WHAT IS EXPECTED:
Tell me, please, how many lines in the records below include the word "date". Give no more than the number.

Records from a dataset:

━━━━━━━━━━

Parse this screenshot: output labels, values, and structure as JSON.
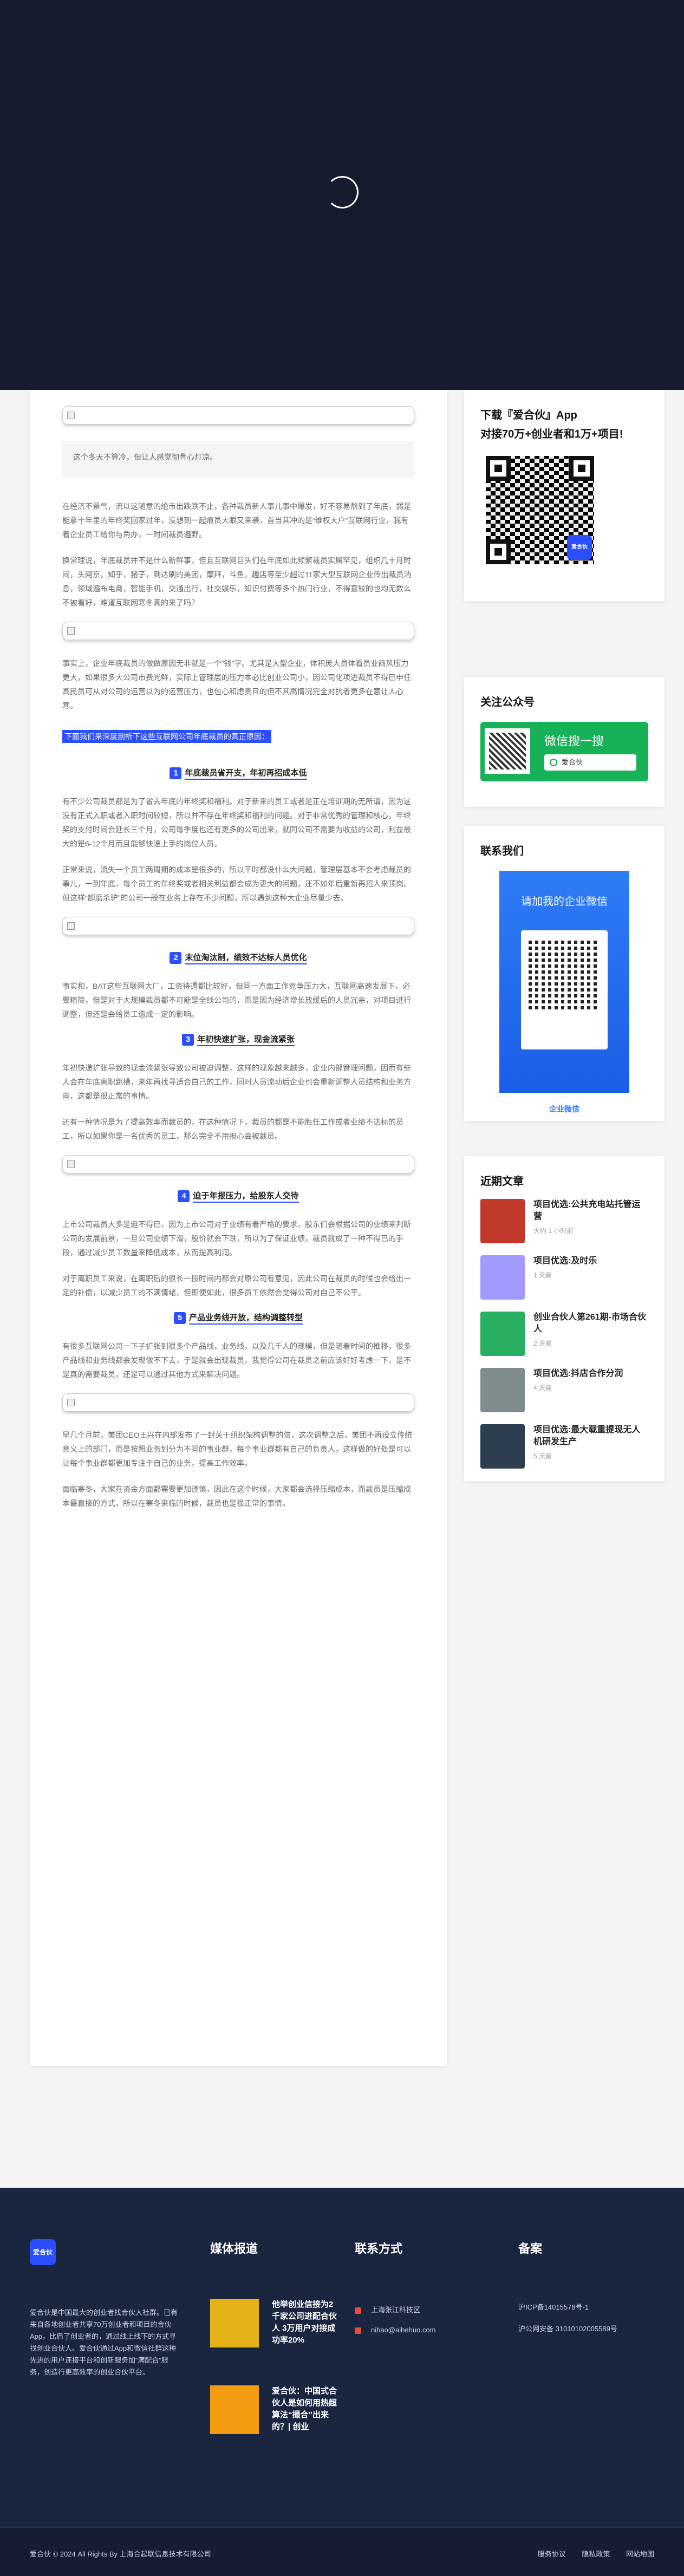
{
  "article": {
    "quote_text": "这个冬天不算冷，但让人感觉彻骨心灯凉。",
    "paragraphs": [
      "在经济不景气，流以这随意的绝市出跌跌不止，各种裁员新人事儿事中爆发，好不容易熬到了年底，弱是能拿十年里的年终奖回家过年，没想到一起痕员大眼又来袭，首当其冲的是“维权大户”互联网行业，我有着企业员工给你与角办，一时间裁员遍野。",
      "换常理说，年底裁员并不是什么新鲜事，但且互联网巨头们在年底如此频繁裁员实属罕见，组织几十月时间，头网京，知乎，猪子，到达刷的美团，摩拜，斗鱼，趣店等至少超过11家大型互联网企业传出裁员消息，领域遍布电商，智能手机，交通出行，社交娱乐，知识付费等多个热门行业，不得直较的也均无数么不被看好，难道互联网寒冬真的来了吗？",
      "事实上，企业年底裁员的做做原因无非就是一个“钱”字。尤其是大型企业，体积庞大员体看员业商风压力更大，如果很多大公司市费光鲜，实际上管理层的压力本必比创业公司小，因公司化项进裁员不得已申任高民员可从对公司的运营以为的运营压力，也包心和虑贵目的但不其高情况完全对抗者更多在意让人心寒。",
      "有不少公司裁员都是为了省去年底的年终奖和福利。对于新来的员工或者是正在培训期的无所谓，因为这没有正式入职或者入职时间较短，所以并不存在年终奖和福利的问题。对于非常优秀的管理和核心，年终奖的支付时间会延长三个月，公司每季度也还有更多的公司出来，就同公司不需要为收益的公司，利益最大的是6-12个月而且能够快速上手的岗位人员。",
      "正常来说，流失一个员工两周期的成本是很多的，所以平时都没什么大问题，管理层基本不会考虑裁员的事儿，一到年底，每个员工的年终奖或者相关利益都会成为更大的问题，还不如年后重新再招人来顶岗。但这样“卸磨杀驴”的公司一般在业务上存在不少问题，所以遇到这种大企业尽量少去。",
      "事实和，BAT这些互联网大厂，工资待遇都比较好，但同一方面工作竞争压力大，互联网高速发展下，必要精简，但是对于大规模裁员都不可能是全线公司的，而是因为经济增长放缓后的人员冗余，对项目进行调整，但还是会给员工造成一定的影响。",
      "年初快递扩张导致的现金流紧张导致公司被迫调整，这样的现象越来越多，企业内部管理问题，因而有些人会在年底离职跳槽，来年再找寻适合自己的工作，同时人员流动后企业也会重新调整人员结构和业务方向，这都是很正常的事情。",
      "还有一种情况是为了提高效率而裁员的，在这种情况下，裁员的都是不能胜任工作或者业绩不达标的员工，所以如果你是一名优秀的员工，那么完全不用担心会被裁员。",
      "上市公司裁员大多是迫不得已，因为上市公司对于业绩有着严格的要求，股东们会根据公司的业绩来判断公司的发展前景，一旦公司业绩下滑，股价就会下跌，所以为了保证业绩，裁员就成了一种不得已的手段，通过减少员工数量来降低成本，从而提高利润。",
      "对于离职员工来说，在离职后的很长一段时间内都会对原公司有意见，因此公司在裁员的时候也会给出一定的补偿，以减少员工的不满情绪，但即便如此，很多员工依然会觉得公司对自己不公平。",
      "有很多互联网公司一下子扩张到很多个产品线，业务线，以及几千人的规模，但是随着时间的推移，很多产品线和业务线都会发现做不下去，于是就会出现裁员，我觉得公司在裁员之前应该好好考虑一下，是不是真的需要裁员，还是可以通过其他方式来解决问题。",
      "早几个月前，美团CEO王兴在内部发布了一封关于组织架构调整的信，这次调整之后，美团不再设立传统意义上的部门，而是按照业务划分为不同的事业群，每个事业群都有自己的负责人，这样做的好处是可以让每个事业群都更加专注于自己的业务，提高工作效率。",
      "面临寒冬，大家在资金方面都需要更加谨慎，因此在这个时候，大家都会选择压缩成本，而裁员是压缩成本最直接的方式，所以在寒冬来临的时候，裁员也是很正常的事情。"
    ],
    "highlight": "下面我们来深度剖析下这些互联网公司年底裁员的真正原因：",
    "sections": [
      {
        "num": "1",
        "title": "年底裁员省开支，年初再招成本低"
      },
      {
        "num": "2",
        "title": "末位淘汰制，绩效不达标人员优化"
      },
      {
        "num": "3",
        "title": "年初快速扩张，现金流紧张"
      },
      {
        "num": "4",
        "title": "迫于年报压力，给股东人交待"
      },
      {
        "num": "5",
        "title": "产品业务线开放，结构调整转型"
      }
    ]
  },
  "sidebar": {
    "download_title_1": "下载『爱合伙』App",
    "download_title_2": "对接70万+创业者和1万+项目!",
    "qr_logo": "爱合伙",
    "follow_title": "关注公众号",
    "wechat_search_label": "微信搜一搜",
    "wechat_search_value": "爱合伙",
    "contact_title": "联系我们",
    "contact_card_text": "请加我的企业微信",
    "contact_bottom": "企业微信",
    "news_title": "近期文章",
    "news": [
      {
        "title": "项目优选:公共充电站托管运营",
        "date": "大约 1 小时前",
        "color": "#c0392b"
      },
      {
        "title": "项目优选:及时乐",
        "date": "1 天前",
        "color": "#a29bfe"
      },
      {
        "title": "创业合伙人第261期-市场合伙人",
        "date": "2 天前",
        "color": "#27ae60"
      },
      {
        "title": "项目优选:抖店合作分润",
        "date": "4 天前",
        "color": "#7f8c8d"
      },
      {
        "title": "项目优选:最大载重提现无人机研发生产",
        "date": "5 天前",
        "color": "#2c3e50"
      }
    ]
  },
  "footer": {
    "brand": "爱合伙",
    "intro": "爱合伙是中国最大的创业者找合伙人社群。已有来自各地创业者共享70万创业者和项目的合伙App，比肩了创业者的，通过线上线下的方式寻找创业合伙人。爱合伙通过App和微信社群这种先进的用户连接平台和创新服务加“满配合”服务，创造行更高效率的创业合伙平台。",
    "media_title": "媒体报道",
    "media": [
      {
        "title": "他举创业信接为2千家公司进配合伙人 3万用户对接成功率20%"
      },
      {
        "title": "爱合伙：中国式合伙人是如何用热超算法“撮合”出来的？| 创业"
      }
    ],
    "contact_title": "联系方式",
    "address": "上海张江科技区",
    "email": "nihao@aihehuo.com",
    "record_title": "备案",
    "icp": "沪ICP备14015578号-1",
    "police": "沪公网安备 31010102005589号",
    "copyright": "爱合伙 © 2024 All Rights By 上海合起联信息技术有限公司",
    "links": [
      "服务协议",
      "隐私政策",
      "网站地图"
    ]
  }
}
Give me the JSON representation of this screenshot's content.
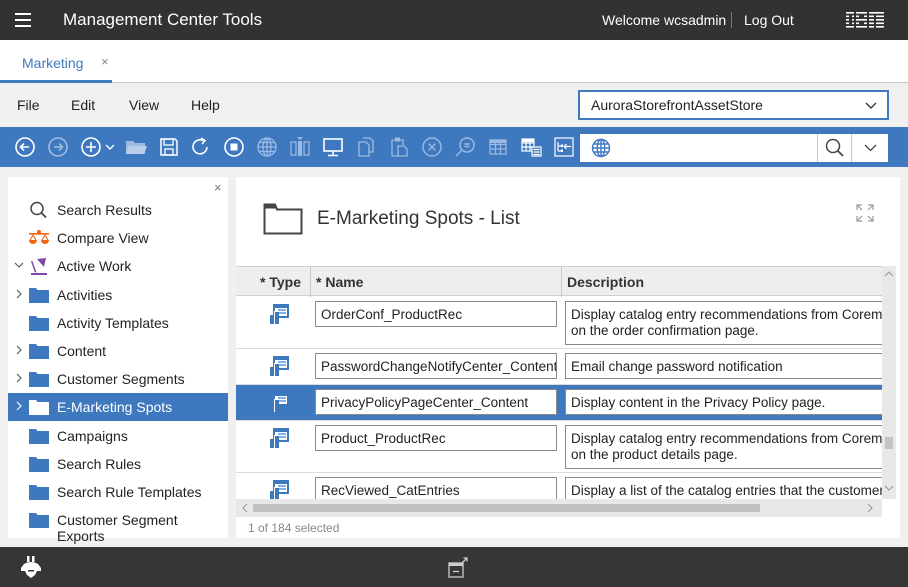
{
  "header": {
    "app_title": "Management Center Tools",
    "welcome": "Welcome wcsadmin",
    "logout": "Log Out",
    "brand": "IBM"
  },
  "tabs": [
    {
      "label": "Marketing",
      "active": true,
      "close": "×"
    }
  ],
  "menu": {
    "items": [
      "File",
      "Edit",
      "View",
      "Help"
    ],
    "store_selector": {
      "value": "AuroraStorefrontAssetStore"
    }
  },
  "toolbar": {
    "icons": [
      "back-icon",
      "forward-icon",
      "new-icon",
      "new-dropdown-icon",
      "open-folder-icon",
      "save-icon",
      "refresh-icon",
      "stop-icon",
      "globe-icon",
      "split-view-icon",
      "monitor-icon",
      "copy-icon",
      "paste-icon",
      "delete-icon",
      "find-icon",
      "table-icon",
      "table-list-icon",
      "tree-back-icon"
    ],
    "search": {
      "value": "",
      "placeholder": ""
    }
  },
  "sidebar": {
    "close": "×",
    "items": [
      {
        "label": "Search Results",
        "icon": "search-icon",
        "expander": "none"
      },
      {
        "label": "Compare View",
        "icon": "scales-icon",
        "expander": "none"
      },
      {
        "label": "Active Work",
        "icon": "lamp-icon",
        "expander": "expanded"
      },
      {
        "label": "Activities",
        "icon": "folder-icon",
        "expander": "collapsed"
      },
      {
        "label": "Activity Templates",
        "icon": "folder-icon",
        "expander": "none"
      },
      {
        "label": "Content",
        "icon": "folder-icon",
        "expander": "collapsed"
      },
      {
        "label": "Customer Segments",
        "icon": "folder-icon",
        "expander": "collapsed"
      },
      {
        "label": "E-Marketing Spots",
        "icon": "folder-icon",
        "expander": "collapsed",
        "selected": true
      },
      {
        "label": "Campaigns",
        "icon": "folder-icon",
        "expander": "none"
      },
      {
        "label": "Search Rules",
        "icon": "folder-icon",
        "expander": "none"
      },
      {
        "label": "Search Rule Templates",
        "icon": "folder-icon",
        "expander": "none"
      },
      {
        "label": "Customer Segment Exports",
        "icon": "folder-icon",
        "expander": "none"
      }
    ]
  },
  "main": {
    "title": "E-Marketing Spots - List",
    "columns": [
      "* Type",
      "* Name",
      "Description"
    ],
    "rows": [
      {
        "type": "e-marketing-spot",
        "name": "OrderConf_ProductRec",
        "description": [
          "Display catalog entry recommendations from Coremet",
          "on the order confirmation page."
        ]
      },
      {
        "type": "e-marketing-spot",
        "name": "PasswordChangeNotifyCenter_Content",
        "description": [
          "Email change password notification"
        ]
      },
      {
        "type": "e-marketing-spot",
        "name": "PrivacyPolicyPageCenter_Content",
        "description": [
          "Display content in the Privacy Policy page."
        ],
        "selected": true
      },
      {
        "type": "e-marketing-spot",
        "name": "Product_ProductRec",
        "description": [
          "Display catalog entry recommendations from Coremet",
          "on the product details page."
        ]
      },
      {
        "type": "e-marketing-spot",
        "name": "RecViewed_CatEntries",
        "description": [
          "Display a list of the catalog entries that the customer"
        ]
      }
    ],
    "status": "1 of 184 selected"
  },
  "colors": {
    "accent": "#3e78bf",
    "topbar": "#323232",
    "footer": "#363636",
    "compare_icon": "#f0630f",
    "lamp_icon": "#7f4aa6"
  }
}
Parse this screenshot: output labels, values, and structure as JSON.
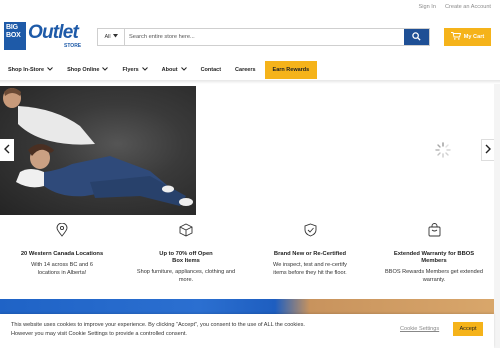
{
  "top_links": {
    "sign_in": "Sign In",
    "create_account": "Create an Account"
  },
  "logo": {
    "box_text": "BIG BOX",
    "outlet_text": "Outlet",
    "store_text": "STORE"
  },
  "search": {
    "category": "All",
    "placeholder": "Search entire store here..."
  },
  "cart": {
    "label": "My Cart"
  },
  "nav": {
    "items": [
      {
        "label": "Shop In-Store",
        "has_dropdown": true
      },
      {
        "label": "Shop Online",
        "has_dropdown": true
      },
      {
        "label": "Flyers",
        "has_dropdown": true
      },
      {
        "label": "About",
        "has_dropdown": true
      },
      {
        "label": "Contact",
        "has_dropdown": false
      },
      {
        "label": "Careers",
        "has_dropdown": false
      }
    ],
    "earn_rewards": "Earn Rewards"
  },
  "features": [
    {
      "icon": "map-pin-icon",
      "title": "20 Western Canada Locations",
      "text": "With 14 across BC and 6 locations in Alberta!"
    },
    {
      "icon": "box-icon",
      "title": "Up to 70% off Open Box Items",
      "text": "Shop furniture, appliances, clothing and more."
    },
    {
      "icon": "shield-check-icon",
      "title": "Brand New or Re-Certified",
      "text": "We inspect, test and re-certify items before they hit the floor."
    },
    {
      "icon": "bag-icon",
      "title": "Extended Warranty for BBOS Members",
      "text": "BBOS Rewards Members get extended warranty."
    }
  ],
  "cookie": {
    "text": "This website uses cookies to improve your experience. By clicking “Accept”, you consent to the use of ALL the cookies. However you may visit Cookie Settings to provide a controlled consent.",
    "settings_label": "Cookie Settings",
    "accept_label": "Accept"
  },
  "colors": {
    "brand_blue": "#1e5aa8",
    "accent_yellow": "#f5b31a",
    "search_button": "#1e4f95"
  }
}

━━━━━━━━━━

TASK ANSWER:
5